NAIDOC week is an annual event that celebrates and recognises the history and achievements of Indigenous people in Australia. Taking place at the beginning of July, it provides an excellent opportunity for all Australians to learn about the country’s First Nations people.
The week begins with an awards night, where finalists are chosen from a pool of 200 nominees nationwide. Past winners have included notable figures like tennis star Ash Barty and actor Uncle Jack Charles. Following the awards, the celebrations continue with various events, festivals, exhibitions, and concerts held throughout the country. Individuals and groups can even organise their own events, and the official NAIDOC website provides suggestions for doing so. Teachers can also utilise SBS materials to educate their students about Indigenous culture.
Each year, NAIDOC week focuses on a specific theme, and this year’s theme is “For Our Elders.” Elders hold a significant role in Aboriginal culture, serving as keepers of cultural knowledge and sources of inspiration. The theme is accompanied by a specially designed poster, which for 2023 is a vibrant depiction of Aboriginal Elders created by artist Bobbi Lockyer.
While not yet recognised as a national holiday, NAIDOC day has a deep historical significance. It originated in the 1920s as a day of mourning, protesting against Australia Day. Over time, it evolved into a day of celebration and remembrance of Aboriginal people and their rich cultural heritage. In the 1950s, support grew for the formation of the National Aborigines Day Observance Committee (NADOC), and Aboriginal Day was shifted to the first Sunday in July. Since then, NAIDOC week has become an integral part of recognising and appreciating Indigenous contributions.

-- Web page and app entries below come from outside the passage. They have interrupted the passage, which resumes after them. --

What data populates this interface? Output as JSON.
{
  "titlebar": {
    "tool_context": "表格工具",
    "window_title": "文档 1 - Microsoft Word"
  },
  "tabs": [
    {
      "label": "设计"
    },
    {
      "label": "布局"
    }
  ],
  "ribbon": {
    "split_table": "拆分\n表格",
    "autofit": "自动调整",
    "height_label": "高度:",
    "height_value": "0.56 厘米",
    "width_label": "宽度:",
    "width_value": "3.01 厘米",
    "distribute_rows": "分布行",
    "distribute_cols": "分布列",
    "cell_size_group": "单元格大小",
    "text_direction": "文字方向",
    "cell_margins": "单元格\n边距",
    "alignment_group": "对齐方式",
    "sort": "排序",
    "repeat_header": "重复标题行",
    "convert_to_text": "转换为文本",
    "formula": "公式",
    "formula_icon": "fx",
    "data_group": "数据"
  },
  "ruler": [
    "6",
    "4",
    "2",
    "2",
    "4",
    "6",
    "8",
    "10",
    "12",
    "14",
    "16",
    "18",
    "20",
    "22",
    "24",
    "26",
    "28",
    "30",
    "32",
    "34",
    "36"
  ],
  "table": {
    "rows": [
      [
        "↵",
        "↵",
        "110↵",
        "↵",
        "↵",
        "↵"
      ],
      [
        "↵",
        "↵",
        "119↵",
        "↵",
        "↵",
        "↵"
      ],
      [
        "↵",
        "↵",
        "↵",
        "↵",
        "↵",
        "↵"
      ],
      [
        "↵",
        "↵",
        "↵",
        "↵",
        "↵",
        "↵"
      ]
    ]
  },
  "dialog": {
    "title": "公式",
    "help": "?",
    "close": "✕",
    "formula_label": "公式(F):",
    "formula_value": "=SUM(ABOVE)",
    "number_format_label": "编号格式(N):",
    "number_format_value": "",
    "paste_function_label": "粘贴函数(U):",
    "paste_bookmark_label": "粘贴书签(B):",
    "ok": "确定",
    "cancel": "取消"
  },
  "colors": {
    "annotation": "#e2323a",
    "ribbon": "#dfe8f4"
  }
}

Looking ahead, Australia is heading towards a significant referendum about the Indigenous Voice to Parliament, which aims to recognise Aboriginal and Torres Strait Islander peoples in the Constitution. The referendum, scheduled for late 2023, holds the potential to bring the nation together, heal past hurts, and provide better outcomes for Indigenous communities. However, opinions on the Voice vary within the Aboriginal community, with some advocating for it while others oppose it, emphasizing the need for economic development, jobs, education, and investment in communities.
Regardless of the outcome, NAIDOC week serves as a time to celebrate the history and present of the oldest continuous living culture on Earth, providing an opportunity for all Australians to appreciate and learn from Indigenous culture.